• **Dataset records**:
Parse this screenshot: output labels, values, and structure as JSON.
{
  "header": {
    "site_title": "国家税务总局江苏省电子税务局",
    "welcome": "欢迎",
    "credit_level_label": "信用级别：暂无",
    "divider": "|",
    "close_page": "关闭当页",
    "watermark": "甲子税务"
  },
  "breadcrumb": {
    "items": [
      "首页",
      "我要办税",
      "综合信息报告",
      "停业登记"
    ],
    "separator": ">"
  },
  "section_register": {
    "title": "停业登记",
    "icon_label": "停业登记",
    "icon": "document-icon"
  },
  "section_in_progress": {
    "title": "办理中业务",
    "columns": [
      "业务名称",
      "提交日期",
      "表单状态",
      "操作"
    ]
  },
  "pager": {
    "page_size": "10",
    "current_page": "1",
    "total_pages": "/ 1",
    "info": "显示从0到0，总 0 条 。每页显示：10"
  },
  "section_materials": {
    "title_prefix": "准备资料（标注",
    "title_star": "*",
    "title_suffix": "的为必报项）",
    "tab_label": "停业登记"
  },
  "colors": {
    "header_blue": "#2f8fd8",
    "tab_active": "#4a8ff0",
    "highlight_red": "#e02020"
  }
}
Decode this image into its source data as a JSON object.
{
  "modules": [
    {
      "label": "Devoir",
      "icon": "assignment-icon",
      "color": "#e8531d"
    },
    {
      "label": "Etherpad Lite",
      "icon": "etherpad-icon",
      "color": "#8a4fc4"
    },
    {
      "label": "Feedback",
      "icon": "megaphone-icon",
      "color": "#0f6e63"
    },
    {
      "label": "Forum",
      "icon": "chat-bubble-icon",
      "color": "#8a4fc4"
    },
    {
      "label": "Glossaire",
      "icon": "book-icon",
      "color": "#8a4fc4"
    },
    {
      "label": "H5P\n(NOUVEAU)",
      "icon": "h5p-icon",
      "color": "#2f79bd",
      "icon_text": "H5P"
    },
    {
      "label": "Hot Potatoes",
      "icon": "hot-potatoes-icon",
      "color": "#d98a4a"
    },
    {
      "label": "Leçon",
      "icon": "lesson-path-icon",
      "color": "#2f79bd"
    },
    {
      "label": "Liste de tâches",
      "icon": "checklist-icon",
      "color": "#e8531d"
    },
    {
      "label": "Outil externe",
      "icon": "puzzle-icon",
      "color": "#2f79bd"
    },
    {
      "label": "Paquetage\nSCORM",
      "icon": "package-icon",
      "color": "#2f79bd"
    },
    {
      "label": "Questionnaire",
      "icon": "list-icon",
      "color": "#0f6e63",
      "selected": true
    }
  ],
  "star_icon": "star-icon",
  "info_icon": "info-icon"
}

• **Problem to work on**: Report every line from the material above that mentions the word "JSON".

• **Result of the task**:
Parse this screenshot: output labels, values, and structure as JSON.
Decode this image into its source data as a JSON object.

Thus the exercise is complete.